Data under study:

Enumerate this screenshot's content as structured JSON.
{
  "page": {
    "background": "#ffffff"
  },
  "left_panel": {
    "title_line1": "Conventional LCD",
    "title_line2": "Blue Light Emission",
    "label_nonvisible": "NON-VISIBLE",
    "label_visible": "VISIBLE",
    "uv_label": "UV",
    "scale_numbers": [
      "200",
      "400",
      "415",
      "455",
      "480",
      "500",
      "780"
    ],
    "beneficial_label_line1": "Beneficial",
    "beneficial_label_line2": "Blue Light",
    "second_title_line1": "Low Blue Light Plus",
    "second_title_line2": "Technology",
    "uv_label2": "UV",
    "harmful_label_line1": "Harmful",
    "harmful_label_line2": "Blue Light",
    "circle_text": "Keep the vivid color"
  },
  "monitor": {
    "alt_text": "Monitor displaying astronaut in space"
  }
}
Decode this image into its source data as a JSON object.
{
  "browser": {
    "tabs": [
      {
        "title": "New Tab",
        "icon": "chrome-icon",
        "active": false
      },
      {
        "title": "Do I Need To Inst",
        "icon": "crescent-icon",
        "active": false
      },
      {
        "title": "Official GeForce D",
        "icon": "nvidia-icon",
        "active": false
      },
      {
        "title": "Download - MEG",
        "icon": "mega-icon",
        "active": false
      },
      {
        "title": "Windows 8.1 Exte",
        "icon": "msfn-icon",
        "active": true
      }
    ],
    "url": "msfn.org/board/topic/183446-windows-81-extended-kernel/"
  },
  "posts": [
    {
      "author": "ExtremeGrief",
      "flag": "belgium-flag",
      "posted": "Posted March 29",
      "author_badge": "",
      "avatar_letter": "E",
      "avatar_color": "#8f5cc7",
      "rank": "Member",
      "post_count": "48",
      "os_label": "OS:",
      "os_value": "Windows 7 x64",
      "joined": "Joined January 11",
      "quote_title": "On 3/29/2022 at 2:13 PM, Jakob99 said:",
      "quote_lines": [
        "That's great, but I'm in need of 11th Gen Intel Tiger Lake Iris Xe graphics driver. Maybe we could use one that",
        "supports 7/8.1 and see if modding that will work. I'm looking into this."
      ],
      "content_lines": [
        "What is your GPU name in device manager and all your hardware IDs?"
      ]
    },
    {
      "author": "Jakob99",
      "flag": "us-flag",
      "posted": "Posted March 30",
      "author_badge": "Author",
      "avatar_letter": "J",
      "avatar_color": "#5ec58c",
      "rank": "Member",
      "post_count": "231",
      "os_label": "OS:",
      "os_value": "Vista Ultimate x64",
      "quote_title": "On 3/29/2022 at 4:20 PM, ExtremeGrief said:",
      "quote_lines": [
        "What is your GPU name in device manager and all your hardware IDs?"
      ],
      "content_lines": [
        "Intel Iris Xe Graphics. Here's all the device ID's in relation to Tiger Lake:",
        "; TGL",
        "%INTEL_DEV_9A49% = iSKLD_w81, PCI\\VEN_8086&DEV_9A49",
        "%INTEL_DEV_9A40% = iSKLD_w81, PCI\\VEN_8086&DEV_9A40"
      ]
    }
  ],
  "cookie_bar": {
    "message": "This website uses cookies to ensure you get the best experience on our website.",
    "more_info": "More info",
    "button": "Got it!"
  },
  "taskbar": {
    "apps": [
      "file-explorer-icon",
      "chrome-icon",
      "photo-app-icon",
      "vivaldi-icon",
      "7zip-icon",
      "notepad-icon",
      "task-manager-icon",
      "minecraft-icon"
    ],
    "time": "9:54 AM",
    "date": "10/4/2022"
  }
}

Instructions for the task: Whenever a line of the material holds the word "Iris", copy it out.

Answer to this exercise:
        "That's great, but I'm in need of 11th Gen Intel Tiger Lake Iris Xe graphics driver. Maybe we could use one that",
        "Intel Iris Xe Graphics. Here's all the device ID's in relation to Tiger Lake:",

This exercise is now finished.